LONDON Regulators trying to police innovations in financial technology are waiting to see whether start-ups develop open systems or ones that allow only limited access for users, a Bank of England conference heard on Monday.
Regulators are looking into new rules for so-called fintech, which includes peer-to-peer lending, and the use of blockchain or the distributed ledger technology underpinning the bitcoin virtual currency.
The sector is still tiny but regulators worry it could grow quickly and pose risks to the financial system.
"We need to understand what the model is," Bank of England Chief Cashier, Victoria Cleland, told the conference jointly organised by the BoE and London Business School.
The BoE is trying to "join the dots" between the potential benefits and risks from digital currencies, blockchain and other innovations, she said.

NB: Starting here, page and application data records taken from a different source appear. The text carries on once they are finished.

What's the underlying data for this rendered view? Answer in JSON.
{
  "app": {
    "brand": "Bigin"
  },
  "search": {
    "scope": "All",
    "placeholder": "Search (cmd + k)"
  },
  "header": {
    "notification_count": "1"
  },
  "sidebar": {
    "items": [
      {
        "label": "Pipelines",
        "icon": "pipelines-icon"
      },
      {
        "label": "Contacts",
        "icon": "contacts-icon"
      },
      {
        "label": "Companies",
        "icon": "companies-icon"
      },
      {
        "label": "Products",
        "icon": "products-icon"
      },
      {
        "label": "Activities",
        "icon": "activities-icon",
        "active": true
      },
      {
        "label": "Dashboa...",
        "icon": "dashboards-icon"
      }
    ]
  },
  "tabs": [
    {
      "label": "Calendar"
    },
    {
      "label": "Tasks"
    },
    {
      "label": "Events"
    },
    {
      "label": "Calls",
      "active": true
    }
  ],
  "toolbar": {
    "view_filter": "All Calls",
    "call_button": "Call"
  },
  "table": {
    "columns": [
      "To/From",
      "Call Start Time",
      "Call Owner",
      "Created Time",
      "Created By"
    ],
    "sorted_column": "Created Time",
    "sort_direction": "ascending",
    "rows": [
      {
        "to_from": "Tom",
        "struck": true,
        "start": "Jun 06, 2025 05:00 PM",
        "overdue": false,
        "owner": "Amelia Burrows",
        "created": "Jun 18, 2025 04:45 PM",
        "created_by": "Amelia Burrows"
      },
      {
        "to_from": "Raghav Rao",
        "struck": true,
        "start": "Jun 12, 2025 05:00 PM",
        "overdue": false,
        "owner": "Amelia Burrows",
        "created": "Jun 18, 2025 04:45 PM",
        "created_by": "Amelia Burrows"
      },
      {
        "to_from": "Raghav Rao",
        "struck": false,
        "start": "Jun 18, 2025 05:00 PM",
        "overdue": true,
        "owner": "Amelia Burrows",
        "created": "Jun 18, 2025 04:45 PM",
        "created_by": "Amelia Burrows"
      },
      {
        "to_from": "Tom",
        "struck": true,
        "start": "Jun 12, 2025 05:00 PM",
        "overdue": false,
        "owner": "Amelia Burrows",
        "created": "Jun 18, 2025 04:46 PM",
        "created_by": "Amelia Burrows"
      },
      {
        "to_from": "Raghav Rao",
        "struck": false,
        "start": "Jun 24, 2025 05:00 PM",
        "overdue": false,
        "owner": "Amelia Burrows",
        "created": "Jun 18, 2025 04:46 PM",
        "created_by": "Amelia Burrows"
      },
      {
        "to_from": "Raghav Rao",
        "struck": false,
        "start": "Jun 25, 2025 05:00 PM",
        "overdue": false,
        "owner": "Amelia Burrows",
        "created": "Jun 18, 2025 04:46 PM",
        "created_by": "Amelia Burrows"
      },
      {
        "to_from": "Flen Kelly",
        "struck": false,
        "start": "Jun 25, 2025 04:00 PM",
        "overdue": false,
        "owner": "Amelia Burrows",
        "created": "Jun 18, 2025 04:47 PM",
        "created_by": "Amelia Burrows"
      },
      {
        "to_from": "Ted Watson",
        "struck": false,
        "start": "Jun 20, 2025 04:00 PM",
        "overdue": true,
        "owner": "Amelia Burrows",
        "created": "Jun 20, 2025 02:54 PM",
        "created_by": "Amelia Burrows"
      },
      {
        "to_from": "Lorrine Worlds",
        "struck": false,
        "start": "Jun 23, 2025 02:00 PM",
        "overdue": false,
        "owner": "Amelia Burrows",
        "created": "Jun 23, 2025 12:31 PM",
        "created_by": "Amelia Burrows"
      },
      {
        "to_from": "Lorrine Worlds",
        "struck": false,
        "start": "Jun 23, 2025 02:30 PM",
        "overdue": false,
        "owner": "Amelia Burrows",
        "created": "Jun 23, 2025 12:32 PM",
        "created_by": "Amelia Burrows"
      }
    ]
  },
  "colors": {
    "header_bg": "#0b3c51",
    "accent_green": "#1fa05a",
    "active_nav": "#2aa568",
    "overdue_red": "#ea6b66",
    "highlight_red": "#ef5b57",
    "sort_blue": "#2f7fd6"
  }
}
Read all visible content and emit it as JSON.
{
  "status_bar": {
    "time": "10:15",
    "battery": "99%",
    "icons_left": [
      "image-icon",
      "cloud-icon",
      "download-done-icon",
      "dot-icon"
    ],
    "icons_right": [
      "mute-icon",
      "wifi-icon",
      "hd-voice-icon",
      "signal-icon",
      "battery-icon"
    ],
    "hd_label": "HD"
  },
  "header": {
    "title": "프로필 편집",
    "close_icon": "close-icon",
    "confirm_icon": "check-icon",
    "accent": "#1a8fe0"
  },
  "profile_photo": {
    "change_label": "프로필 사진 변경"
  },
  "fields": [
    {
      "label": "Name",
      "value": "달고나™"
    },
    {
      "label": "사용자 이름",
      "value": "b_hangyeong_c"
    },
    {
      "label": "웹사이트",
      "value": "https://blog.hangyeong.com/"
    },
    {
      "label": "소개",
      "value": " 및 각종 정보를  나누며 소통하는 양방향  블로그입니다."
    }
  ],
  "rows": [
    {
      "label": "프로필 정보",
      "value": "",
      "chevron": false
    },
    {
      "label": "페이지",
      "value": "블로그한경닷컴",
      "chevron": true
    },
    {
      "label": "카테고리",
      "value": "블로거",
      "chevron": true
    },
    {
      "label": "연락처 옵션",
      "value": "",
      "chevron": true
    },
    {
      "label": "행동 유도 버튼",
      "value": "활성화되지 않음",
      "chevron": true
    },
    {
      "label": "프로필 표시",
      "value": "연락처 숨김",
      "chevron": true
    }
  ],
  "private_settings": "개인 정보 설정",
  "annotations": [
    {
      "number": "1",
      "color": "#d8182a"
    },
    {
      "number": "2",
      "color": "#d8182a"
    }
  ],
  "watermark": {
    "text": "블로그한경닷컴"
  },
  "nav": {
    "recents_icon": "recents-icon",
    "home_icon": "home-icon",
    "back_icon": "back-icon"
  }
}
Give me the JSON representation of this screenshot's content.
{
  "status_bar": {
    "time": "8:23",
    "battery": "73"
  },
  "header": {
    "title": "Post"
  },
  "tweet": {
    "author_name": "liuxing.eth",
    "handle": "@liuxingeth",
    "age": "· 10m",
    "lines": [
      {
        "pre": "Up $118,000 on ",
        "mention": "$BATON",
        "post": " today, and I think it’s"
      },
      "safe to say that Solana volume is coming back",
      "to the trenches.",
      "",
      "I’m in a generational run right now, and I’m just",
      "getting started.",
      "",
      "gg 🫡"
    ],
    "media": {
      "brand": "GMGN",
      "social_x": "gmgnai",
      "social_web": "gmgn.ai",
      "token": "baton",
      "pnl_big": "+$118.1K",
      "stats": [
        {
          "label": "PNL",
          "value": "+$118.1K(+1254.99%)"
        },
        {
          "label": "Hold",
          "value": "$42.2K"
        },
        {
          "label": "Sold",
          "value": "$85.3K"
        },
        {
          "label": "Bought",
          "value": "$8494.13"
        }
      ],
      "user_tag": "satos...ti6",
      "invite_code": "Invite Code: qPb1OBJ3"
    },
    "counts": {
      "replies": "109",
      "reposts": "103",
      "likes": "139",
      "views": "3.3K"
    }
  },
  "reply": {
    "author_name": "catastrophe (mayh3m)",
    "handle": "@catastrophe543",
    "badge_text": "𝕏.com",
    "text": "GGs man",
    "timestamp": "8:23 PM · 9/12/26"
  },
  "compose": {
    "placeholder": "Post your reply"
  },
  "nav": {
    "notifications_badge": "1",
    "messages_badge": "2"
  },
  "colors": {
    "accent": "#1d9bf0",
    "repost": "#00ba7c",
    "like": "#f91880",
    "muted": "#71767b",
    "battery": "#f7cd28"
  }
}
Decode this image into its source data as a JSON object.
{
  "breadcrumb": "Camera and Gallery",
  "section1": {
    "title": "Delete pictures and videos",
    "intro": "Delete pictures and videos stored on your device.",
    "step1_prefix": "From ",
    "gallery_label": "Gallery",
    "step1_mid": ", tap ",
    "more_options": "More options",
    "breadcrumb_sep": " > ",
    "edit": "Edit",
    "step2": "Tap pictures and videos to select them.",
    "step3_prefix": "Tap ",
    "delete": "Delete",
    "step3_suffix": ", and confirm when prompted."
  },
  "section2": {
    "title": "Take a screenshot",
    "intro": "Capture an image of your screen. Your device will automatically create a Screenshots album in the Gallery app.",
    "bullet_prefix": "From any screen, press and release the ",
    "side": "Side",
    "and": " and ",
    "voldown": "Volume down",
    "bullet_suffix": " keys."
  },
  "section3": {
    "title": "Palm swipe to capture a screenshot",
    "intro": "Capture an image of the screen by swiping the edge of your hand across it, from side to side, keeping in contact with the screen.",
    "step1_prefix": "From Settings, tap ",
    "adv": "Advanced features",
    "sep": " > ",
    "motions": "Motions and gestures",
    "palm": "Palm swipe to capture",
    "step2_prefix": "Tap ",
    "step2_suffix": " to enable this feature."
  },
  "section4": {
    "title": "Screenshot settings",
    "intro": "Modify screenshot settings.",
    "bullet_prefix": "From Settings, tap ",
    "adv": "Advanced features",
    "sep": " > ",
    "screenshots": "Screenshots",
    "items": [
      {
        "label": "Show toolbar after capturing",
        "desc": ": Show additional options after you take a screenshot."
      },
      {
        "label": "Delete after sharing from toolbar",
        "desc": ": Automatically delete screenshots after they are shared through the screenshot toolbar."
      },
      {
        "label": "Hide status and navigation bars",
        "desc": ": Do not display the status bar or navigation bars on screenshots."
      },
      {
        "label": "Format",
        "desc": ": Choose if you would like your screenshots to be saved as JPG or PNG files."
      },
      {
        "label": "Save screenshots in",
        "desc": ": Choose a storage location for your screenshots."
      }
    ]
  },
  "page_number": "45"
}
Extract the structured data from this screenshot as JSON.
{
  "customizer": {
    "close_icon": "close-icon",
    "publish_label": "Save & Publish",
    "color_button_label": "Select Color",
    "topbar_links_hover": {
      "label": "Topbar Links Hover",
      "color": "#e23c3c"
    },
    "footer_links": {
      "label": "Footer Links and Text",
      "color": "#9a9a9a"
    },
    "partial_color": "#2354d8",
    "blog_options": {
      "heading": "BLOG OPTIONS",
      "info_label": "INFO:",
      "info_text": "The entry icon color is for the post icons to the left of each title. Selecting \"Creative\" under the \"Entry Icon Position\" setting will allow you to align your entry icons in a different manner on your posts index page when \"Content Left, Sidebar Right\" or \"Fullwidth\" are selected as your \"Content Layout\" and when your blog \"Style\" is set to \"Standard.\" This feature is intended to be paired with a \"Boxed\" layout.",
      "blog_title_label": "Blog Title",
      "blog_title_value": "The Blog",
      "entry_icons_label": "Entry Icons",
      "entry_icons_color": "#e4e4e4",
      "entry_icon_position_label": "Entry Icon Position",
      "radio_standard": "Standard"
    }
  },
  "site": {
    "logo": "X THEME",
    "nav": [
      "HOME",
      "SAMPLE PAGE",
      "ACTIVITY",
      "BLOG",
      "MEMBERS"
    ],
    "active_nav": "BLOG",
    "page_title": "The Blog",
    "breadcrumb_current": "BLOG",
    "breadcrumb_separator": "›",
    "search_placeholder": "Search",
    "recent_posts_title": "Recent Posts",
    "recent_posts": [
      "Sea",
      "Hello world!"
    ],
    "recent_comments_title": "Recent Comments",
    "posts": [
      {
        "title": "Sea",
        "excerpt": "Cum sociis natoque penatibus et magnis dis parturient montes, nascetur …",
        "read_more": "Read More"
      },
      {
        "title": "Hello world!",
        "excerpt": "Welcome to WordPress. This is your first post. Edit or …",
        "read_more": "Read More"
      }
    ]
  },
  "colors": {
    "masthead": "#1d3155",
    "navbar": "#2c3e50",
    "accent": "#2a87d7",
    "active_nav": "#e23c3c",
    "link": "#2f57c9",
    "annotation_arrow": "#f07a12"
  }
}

"With all these things going on, we need to be ready to respond to what would regulation mean," Cleland.
Banks are examining blockchain uses to avoid being caught out like the taxi sector has been by online cab finder Uber or hoteliers by online accommodation company Airbnb, the conference heard.
But there is fierce debate over what sort of business model is best, and whether it should be an open system that can be accessed by the general public via the Internet, or a closed or permissioned one with users vetted.
Andrew Weir, group chief technology officer at HSBC (HSBA.L) bank, said most big organisations were under constant attack from hackers.
"If the distributed ledger is a platform that gets incorporated into the Internet in some way, it will be completely open to these forms of hacking," Weir said.
Charley Cooper, managing director of R3 Group, a consortium of 42 banks, including HSBC, looking at ways to use blockchain for trading bonds, said he has invited regulators to view their work.
"I don't know that there is any regulator in the world that is anywhere near close to accepting the idea of a public distributed ledger for financial services," Cooper said.
(Reporting by Huw Jones; Editing by Keith Weir)